Advisory board members' biographies
Nellie Cournoyea, board member since November 2010, Chair
Ms. Cournoyea brings to the board substantial experience in territorial and regional Aboriginal government, having served in numerous positions connected to social and support programs. During her many years as an elected representative for the riding of Nunakput in the Northwest Territories, she held several ministerial portfolios, including Health and Social Services, culminating with a 4-year term as Premier of the territory. She also served as the Chair and Chief Executive Officer of Inuvialuit Regional Corporation, the corporation with the mandate to receive the Inuvialuit lands and financial compensation resulting from the 1984 land claim settlement.
Born and raised on the land, Ms. Cournoyea was educated through the Federal Aklavik Day School and by Alberta correspondence courses.
Gordon Harkness, board member since April 2015, Vice-Chair
Gordon Harkness brings to the advisory board a vast knowledge and years of experience, along with a keen understanding and appreciation of all aspects of northern retailing, including distribution and transportation.
With the help of a nutritionist and dietitian, he initiated an in-store nutrition program, using the four colours of the Canadian Food Guide to identify healthy food choices.
Mr. Harkness also worked with the government of Saskatchewan to develop and implement a food freight subsidy program for remote communities in the northern part of the province.
Mr. Harkness is familiar with and has visited more than 70 of the communities using the Nutrition North Canada program.
Brenda Jancke, board member since June 2021
Mrs. Jancke is currently Regional Director for the Department of Family Services in Cambridge Bay, Nunavut.
She has previous board experience and demonstrates an understanding of the high cost of living in Northern communities.
Beth Kotierk, board member since June 2021
Ms. Kotierk is a civil lawyer who also serves as a board member of the Qajuqturvik Food Centre.
She has experience working on policy and community programming initiatives related to food sovereignty, food security and anti-poverty.
Janice Grey-Scott, board member since June 2021
Ms. Grey-Scott has extensive experience in both the retail and traditional aspects of food security in her community.
As an avid harvester who has worked for the Aupaluk Cooperative Association, she has a solid understanding of the balance required between store-bought and traditionally harvested foods in achieving food sovereignty in isolated Arctic communities.
Dr. Sarah Jane Cook, board member since June 2021
Dr. Cook is a family physician in Yellowknife, Northwest Territories, as well as the primary physician for the Nutrition North Canada community of Fort Good Hope. She previously served as Territorial Medical Director of the Northwest Territories Health and Social Services Authority.
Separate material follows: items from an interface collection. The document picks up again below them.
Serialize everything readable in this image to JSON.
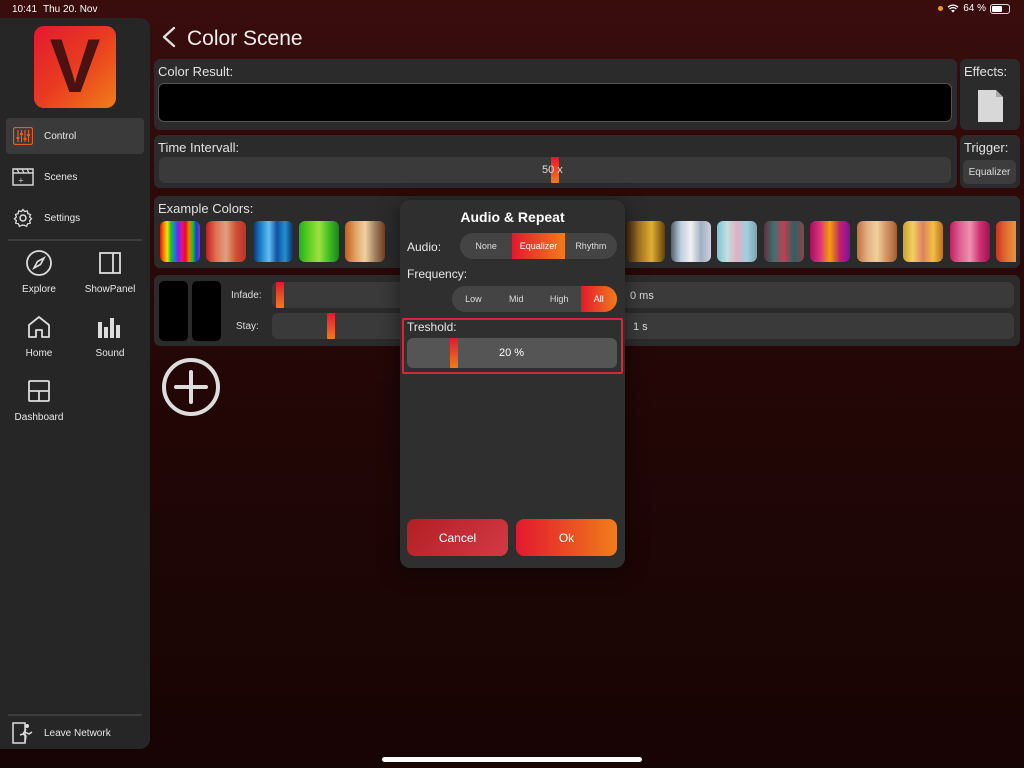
{
  "status_bar": {
    "time": "10:41",
    "date": "Thu 20. Nov",
    "battery": "64 %",
    "battery_level": 0.64
  },
  "sidebar": {
    "logo_letter": "V",
    "items": [
      {
        "label": "Control",
        "icon": "equalizer-icon",
        "active": true
      },
      {
        "label": "Scenes",
        "icon": "clapperboard-icon"
      },
      {
        "label": "Settings",
        "icon": "gear-icon"
      }
    ],
    "grid": [
      {
        "label": "Explore",
        "icon": "compass-icon"
      },
      {
        "label": "ShowPanel",
        "icon": "panel-icon"
      },
      {
        "label": "Home",
        "icon": "house-icon"
      },
      {
        "label": "Sound",
        "icon": "bars-icon"
      },
      {
        "label": "Dashboard",
        "icon": "dashboard-icon"
      }
    ],
    "leave": {
      "label": "Leave Network",
      "icon": "exit-icon"
    }
  },
  "header": {
    "title": "Color Scene"
  },
  "color_result": {
    "label": "Color Result:"
  },
  "effects": {
    "label": "Effects:",
    "icon": "document-icon"
  },
  "time_interval": {
    "label": "Time Intervall:",
    "value_text": "50 x",
    "level": 0.5
  },
  "trigger": {
    "label": "Trigger:",
    "value": "Equalizer"
  },
  "example_colors": {
    "label": "Example Colors:"
  },
  "scene_row": {
    "infade_label": "Infade:",
    "infade_value": "0 ms",
    "infade_level": 0.0,
    "stay_label": "Stay:",
    "stay_value": "1 s",
    "stay_level": 0.07
  },
  "dialog": {
    "title": "Audio & Repeat",
    "audio_label": "Audio:",
    "audio_options": [
      "None",
      "Equalizer",
      "Rhythm"
    ],
    "audio_selected": "Equalizer",
    "frequency_label": "Frequency:",
    "frequency_options": [
      "Low",
      "Mid",
      "High",
      "All"
    ],
    "frequency_selected": "All",
    "threshold_label": "Treshold:",
    "threshold_value": "20 %",
    "threshold_level": 0.2,
    "cancel_label": "Cancel",
    "ok_label": "Ok"
  },
  "colors": {
    "accent_start": "#e3182e",
    "accent_end": "#f07d1a",
    "highlight": "#d8263a"
  }
}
Nutrition is an area of personal and professional interest to Dr. Cook and she recently completed additional training in this area to supplement her knowledge. In her work as a family doctor, discussing food choices and access is an important part of supporting culturally safe health and wellness. Through these clinical experiences, she has observed firsthand the impact of food security and insecurity in isolated northern communities.
Jason Smallboy, board member since March 2022
Jason Smallboy was born in Moose Factory, Ontario and spent most of his childhood in his hometown. As a teenager, he was an active volunteer in his home community. His dedication as a volunteer led to several opportunities including being elected as a Youth Councillor for Moose Cree First Nation, where he successfully advocated for the construction of a youth centre. The John R. Delaney Youth Centre continues to offer activities, services and programs to the youth of Moose Cree First Nation. After high school, Mr. Smallboy moved to Windsor, Ontario where he studied Business Administration at St. Clair College.
In addition to serving his own community, Mr. Smallboy has extensive experience supporting the communities in his region. He has held various positions with the Mushkegowuk Tribal Council, Matawa Tribal Council and most recently with Nishnawbe Aski Nation, where he was elected as Deputy Grand Chief. Mr. Smallboy served as Deputy Grand Chief of Nishnawbe Aski Nation for 5 years. During his term, he advocated for many community issues including lowering the high cost of living in Northern Ontario. Mr. Smallboy is happily married and lives in Sudbury with his wife and kids.